My objection to Third Positionism is that it first and foremost has an ahistorical approach inasmuch as it is leftist and only retroactively places itself there, using ideas and attitudes not formulated at the time of the conception of the left/right political spectrum. It claims to be neither left nor right and claims to be a synthesis of right and left ideas while rejecting the sole premise of left-wing ideology. Furthermore, it understands being anti-state as an ideological characteristic instead of a tactical characteristic; it would claim Anarchists and anti-government fascists are ideologically similar instead of correctly placing Anarchism as an ideology that opposes the state in the context of leftist politics. While it co-opts much of Anarchist rhetoric, it dismisses two key concepts: solidarity and community. Finally, it may not be an exclusively right-wing idea, but it provides an arena for people who oppose what Anarchists stand for to enter the conversation as legitimate actors and gives nothing back.

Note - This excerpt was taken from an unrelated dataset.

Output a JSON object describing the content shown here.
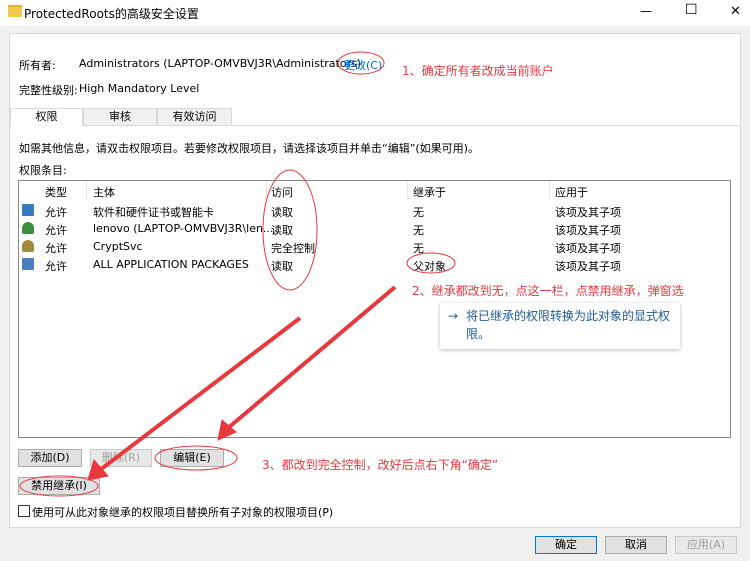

I know little of Preston’s personal political background, and it is both irrelevant and hard to make the case that he is knowingly undermining Anarchism with his support of the Third Position. Regardless, his ideas have only provided a dangerous utility to the right that must be understood.


The Limits of Libertarianism 1

An interesting and sympathetic critique of libertarianism from someone who appears to be paleocon-leaning. Read it here. It’s actually the second part of a critique that began here.

This writer identifies what I consider to one of the core weaknesses of anti-state radicals, i.e. their inability to develop viable strategic formulas for the implementation of their plans or the communication of their ideas to a wider audience.

Of course, there are other weaknesses as well. “Conservative” libertarians all-too-frequently act as corporate apologists, and fail to recognize the symbiotic relationship between corporate interests and the state. Happily, we have Kevin Carson as the antidote to that problem. Leftist libertarians and left-anarchists exhibit the same ideological fanaticism and virulent intolerance associated with totalitarian movements like Communism.  The three core weaknesses of libertarianism/anarchism at the present juncture-lack of strategic viability, corporate apologetics, and leftist intolerance-are the main reasons why this blogs exists in the first place.

An Right-Wing Extremist Under Every Bed? 1

The $PLC and other professional hate-watchers think so. Jesse Walker fills us in.

We also know, for example, that Loughner was deeply interested in lucid dreaming, in reality-bending movies such as Waking Life and Donnie Darko, and in the science-fiction novels of Philip K. Dick, a writer whose paranoid plots often hinged on the idea that reality itself is a fraud. Another friend of Loughner’s, Bryce Tierney, told Mother Jones that the shooter was “fascinated” with the idea that “the world is really nothing—illusion.”

Interviewed by Keith Olbermann on the day of the murders, Potok gamely tried to link lucid dreaming to the radical right, noting that the conspiracy theorist David Icke is interested in the subject. Well, that’s Potok’s schtick; if Loughner had turned out to be a soccer fan, Potok may well have mentioned that Icke used to play for Coventry. My own guess is that Loughner’s interest in alternate realities was at the core of his worldview, and that he was attracted to those elements of fringe politics that seemed to reinforce his suspicion that the waking world is a lie. But I’ll refrain from declaring it “pretty clear” that my guess is a fact. That’s the sort of thing that might make you look like a fool.